To facilitate the process, the Oklahoma City also maintains a full-time Small Business Development Center. Its primary purpose is to “provide no-charge advising, workshops, and other assistance to small business owners and entrepreneurs.” Couple this with the fact that numerous small business advocacy groups are located in Oklahoma City, such as a United States Small Business Administration (SBA) office, and the Service Corps of Retired Executives (SCORE) office.
Both of these federal programs provide start-up businesses with the practical action plans, as well as the education and tools needed to open the doors and create a broad customer base. For those established businesses, they can help pinpoint methods to increase profits and improve employee and customer satisfaction. Having both of these programs maintain offices in the city and thus easily accessible, lessens the burden of trying to go it alone.

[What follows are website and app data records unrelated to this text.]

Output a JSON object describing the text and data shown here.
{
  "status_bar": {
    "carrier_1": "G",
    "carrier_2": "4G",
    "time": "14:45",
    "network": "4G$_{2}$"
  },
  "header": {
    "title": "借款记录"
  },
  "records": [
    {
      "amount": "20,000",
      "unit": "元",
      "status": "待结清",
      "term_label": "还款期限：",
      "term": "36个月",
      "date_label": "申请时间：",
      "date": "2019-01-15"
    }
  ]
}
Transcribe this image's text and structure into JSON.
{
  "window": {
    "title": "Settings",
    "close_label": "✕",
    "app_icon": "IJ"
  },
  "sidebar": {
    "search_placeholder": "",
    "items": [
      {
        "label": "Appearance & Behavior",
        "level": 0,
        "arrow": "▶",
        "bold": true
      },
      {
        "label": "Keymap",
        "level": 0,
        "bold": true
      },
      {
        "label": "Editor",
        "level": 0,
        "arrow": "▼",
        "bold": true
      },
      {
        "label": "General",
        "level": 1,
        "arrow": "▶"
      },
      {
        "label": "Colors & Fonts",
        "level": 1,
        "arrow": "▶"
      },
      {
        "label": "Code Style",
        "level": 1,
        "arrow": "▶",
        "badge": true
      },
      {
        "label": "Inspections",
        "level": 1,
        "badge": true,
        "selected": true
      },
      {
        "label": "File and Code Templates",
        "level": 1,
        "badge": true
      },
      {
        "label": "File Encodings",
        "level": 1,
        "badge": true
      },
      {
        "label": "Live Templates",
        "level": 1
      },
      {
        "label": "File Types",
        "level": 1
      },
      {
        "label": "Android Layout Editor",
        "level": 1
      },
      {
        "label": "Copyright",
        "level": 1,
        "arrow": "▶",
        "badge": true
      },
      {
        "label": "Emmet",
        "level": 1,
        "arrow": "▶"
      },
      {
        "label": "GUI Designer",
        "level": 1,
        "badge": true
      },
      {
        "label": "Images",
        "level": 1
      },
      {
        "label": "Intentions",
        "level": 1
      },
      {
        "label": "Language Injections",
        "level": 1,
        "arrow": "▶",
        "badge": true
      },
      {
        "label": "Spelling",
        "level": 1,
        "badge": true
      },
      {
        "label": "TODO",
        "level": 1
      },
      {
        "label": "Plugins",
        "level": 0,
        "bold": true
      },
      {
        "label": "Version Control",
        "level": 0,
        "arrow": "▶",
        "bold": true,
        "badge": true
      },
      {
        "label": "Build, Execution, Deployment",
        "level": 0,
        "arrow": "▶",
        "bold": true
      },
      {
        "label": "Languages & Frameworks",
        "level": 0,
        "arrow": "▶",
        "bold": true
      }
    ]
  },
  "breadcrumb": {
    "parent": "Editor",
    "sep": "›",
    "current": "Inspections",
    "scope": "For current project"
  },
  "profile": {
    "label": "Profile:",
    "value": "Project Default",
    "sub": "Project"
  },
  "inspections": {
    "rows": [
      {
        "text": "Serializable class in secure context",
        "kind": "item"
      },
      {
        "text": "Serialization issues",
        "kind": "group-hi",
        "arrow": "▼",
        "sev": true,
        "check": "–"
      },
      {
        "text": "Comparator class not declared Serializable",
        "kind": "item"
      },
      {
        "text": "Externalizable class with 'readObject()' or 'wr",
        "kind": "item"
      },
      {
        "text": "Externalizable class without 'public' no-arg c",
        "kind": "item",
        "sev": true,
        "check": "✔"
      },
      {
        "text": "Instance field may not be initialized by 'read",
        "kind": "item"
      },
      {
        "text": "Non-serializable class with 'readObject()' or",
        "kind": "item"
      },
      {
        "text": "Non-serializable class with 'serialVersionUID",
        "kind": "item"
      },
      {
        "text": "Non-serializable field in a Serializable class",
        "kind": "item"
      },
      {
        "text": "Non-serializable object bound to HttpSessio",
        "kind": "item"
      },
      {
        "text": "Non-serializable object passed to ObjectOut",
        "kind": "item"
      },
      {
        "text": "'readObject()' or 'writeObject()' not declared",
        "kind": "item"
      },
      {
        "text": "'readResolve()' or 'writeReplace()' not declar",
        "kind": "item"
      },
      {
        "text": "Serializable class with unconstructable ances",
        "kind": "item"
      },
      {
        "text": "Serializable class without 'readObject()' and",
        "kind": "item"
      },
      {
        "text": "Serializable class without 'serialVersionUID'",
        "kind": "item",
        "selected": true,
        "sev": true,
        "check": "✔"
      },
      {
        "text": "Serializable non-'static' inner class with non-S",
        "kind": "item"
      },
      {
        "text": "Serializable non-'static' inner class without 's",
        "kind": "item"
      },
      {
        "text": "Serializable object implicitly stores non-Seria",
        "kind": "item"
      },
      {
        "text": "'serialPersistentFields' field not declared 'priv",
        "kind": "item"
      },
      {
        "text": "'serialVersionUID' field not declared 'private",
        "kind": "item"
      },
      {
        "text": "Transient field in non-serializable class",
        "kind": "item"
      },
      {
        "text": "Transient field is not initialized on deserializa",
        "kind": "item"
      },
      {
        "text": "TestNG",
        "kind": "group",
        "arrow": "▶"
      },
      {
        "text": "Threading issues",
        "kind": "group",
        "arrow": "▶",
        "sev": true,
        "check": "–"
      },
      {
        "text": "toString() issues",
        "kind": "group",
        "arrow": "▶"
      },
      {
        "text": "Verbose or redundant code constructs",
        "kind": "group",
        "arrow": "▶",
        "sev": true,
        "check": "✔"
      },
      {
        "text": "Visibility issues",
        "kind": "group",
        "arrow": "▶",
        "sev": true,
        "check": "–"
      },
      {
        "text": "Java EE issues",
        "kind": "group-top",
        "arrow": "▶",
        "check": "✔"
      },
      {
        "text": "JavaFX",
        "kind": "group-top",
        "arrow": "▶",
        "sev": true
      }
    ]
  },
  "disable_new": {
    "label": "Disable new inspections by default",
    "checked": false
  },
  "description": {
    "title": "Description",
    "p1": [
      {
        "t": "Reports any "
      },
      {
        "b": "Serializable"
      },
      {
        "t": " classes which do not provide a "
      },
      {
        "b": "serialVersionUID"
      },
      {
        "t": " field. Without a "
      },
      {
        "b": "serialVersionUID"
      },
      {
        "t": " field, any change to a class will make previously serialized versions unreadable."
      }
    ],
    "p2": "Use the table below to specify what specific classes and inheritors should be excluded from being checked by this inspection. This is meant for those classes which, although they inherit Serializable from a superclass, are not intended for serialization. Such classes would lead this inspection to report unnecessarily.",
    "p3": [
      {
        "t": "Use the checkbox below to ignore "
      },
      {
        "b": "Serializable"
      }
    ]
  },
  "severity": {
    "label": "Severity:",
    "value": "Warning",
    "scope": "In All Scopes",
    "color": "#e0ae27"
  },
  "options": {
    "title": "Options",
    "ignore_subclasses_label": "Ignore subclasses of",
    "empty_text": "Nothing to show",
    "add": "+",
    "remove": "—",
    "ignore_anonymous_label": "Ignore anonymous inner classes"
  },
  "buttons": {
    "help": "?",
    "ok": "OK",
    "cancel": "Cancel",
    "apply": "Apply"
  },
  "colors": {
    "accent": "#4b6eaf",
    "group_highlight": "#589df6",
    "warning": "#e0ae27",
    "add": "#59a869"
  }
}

Oklahoma City also has a number of business incubators, which are programs designed to support the successful development of small businesses by offering a range of resources and services, managed by incubator specialists, and offered both at the incubator site and through a network of associates. There are three incubators of note in Oklahoma City and nearby Norman, which means that entrepreneurs are not limited to a one-size-fits-all solution.
The Moore-Norman small business incubator facilitates business owners in developing business plans and building their business. They earned the 2013 SBA Oklahoma District and 2014 Journal Record Incubator of the Year Awards and are designed for new and start-up businesses. They maintain office space for their resident companies as well as keeping a qualified and experienced resident staff on hand.
The El Parian small business incubator serves the needs of those looking to develop new retail concepts and those early stage retail businesses needing a place that will nurture their growth. The incubator space offers short-term leases, modular walls for quick expansion, and an affordable point of entry for new business. Ideally located in the super-regional, Plaza Mayor Mall, formerly known as Crossroads Mall, El Parian serves as a marketplace for businesses to test retail concepts with a focus on reducing barriers to entry and providing resources to help create economic development.
The Norman Economic Development Coalition, just outside the city on the campus of the University of Oklahoma, is dedicated to expanding the economic base of the Norman community, by retaining and expanding existing businesses and industries, as well supporting business retention, expansion of locally based employment centers, and assisting in business creation and technology commercialization.